* [TASK STATEMENT]
Your task is to copy each line of the material that includes "background".
START MATERIAL PROVIDED
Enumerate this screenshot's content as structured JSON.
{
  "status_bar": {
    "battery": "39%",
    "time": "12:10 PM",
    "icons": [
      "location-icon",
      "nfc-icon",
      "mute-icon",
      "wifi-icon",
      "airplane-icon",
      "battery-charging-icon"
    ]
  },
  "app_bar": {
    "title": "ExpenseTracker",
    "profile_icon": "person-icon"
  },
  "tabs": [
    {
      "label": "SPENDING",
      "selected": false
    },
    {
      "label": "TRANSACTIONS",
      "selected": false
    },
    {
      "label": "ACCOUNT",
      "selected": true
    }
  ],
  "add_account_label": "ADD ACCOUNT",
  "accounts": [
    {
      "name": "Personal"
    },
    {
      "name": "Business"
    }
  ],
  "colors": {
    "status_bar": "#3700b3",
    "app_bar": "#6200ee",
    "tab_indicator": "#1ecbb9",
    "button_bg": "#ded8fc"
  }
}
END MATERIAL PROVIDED
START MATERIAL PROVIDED
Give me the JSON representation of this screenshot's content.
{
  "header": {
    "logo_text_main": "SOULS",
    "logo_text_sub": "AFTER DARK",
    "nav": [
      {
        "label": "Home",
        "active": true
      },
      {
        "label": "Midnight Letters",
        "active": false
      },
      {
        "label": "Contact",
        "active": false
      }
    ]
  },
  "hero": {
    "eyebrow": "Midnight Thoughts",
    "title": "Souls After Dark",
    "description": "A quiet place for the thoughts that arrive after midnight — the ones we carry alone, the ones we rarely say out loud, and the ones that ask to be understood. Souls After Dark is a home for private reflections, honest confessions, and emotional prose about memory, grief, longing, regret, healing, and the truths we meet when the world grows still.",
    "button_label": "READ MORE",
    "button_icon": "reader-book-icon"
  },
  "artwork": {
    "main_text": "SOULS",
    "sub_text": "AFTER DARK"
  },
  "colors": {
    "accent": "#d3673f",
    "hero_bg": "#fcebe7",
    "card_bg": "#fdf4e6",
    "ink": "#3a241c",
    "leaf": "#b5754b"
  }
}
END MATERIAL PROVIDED
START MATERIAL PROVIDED
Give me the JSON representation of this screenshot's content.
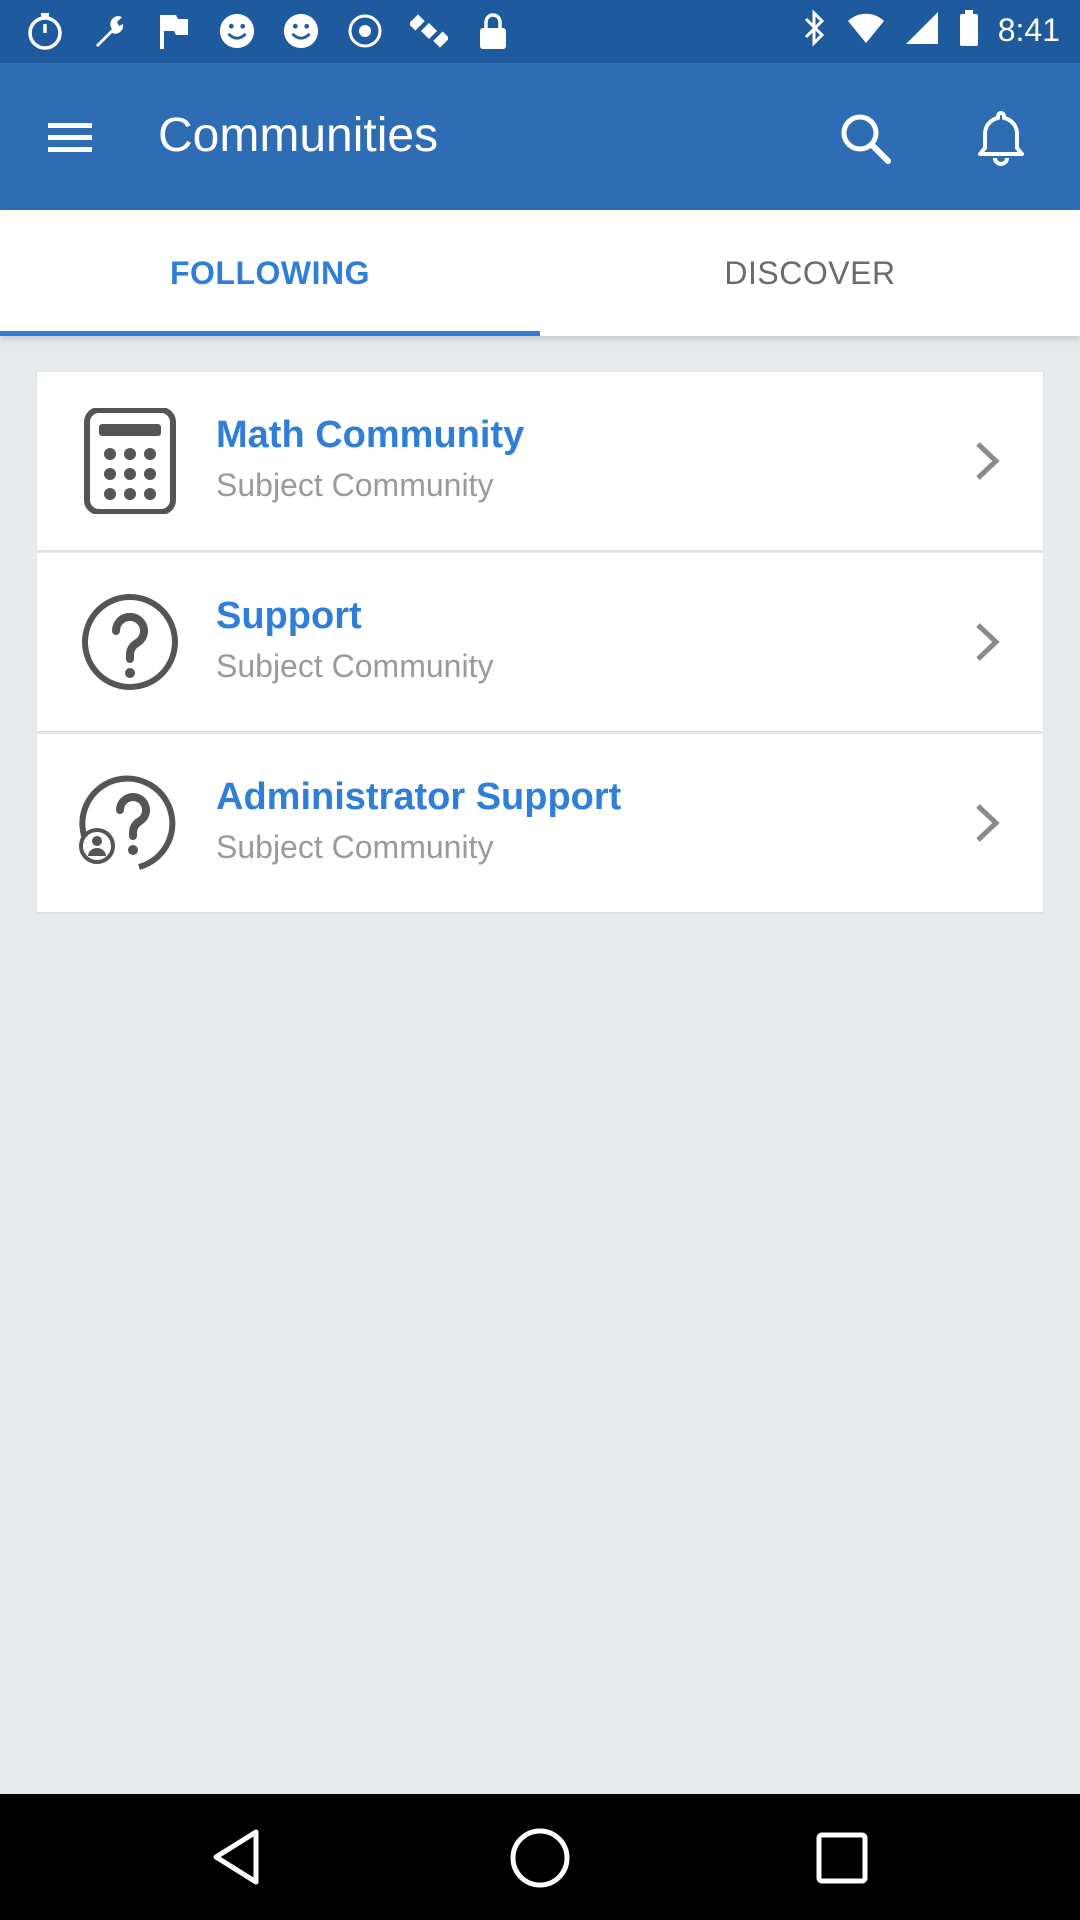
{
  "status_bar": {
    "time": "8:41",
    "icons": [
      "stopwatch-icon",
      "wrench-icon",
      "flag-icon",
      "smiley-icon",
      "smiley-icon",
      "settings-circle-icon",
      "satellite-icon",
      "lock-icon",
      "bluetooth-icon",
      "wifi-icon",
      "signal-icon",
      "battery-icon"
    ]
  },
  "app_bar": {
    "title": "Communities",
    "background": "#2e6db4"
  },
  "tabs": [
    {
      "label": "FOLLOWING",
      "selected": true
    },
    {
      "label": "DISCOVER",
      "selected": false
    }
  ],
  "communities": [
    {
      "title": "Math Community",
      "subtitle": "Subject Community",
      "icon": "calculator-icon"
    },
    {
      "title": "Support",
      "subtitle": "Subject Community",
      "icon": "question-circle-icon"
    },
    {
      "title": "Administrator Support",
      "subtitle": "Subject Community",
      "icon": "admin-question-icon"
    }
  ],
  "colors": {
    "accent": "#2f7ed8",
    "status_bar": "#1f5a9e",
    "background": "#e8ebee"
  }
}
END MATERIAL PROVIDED
* [WRITTEN RESPONSE]
    "background": "#2e6db4"
    "background": "#e8ebee"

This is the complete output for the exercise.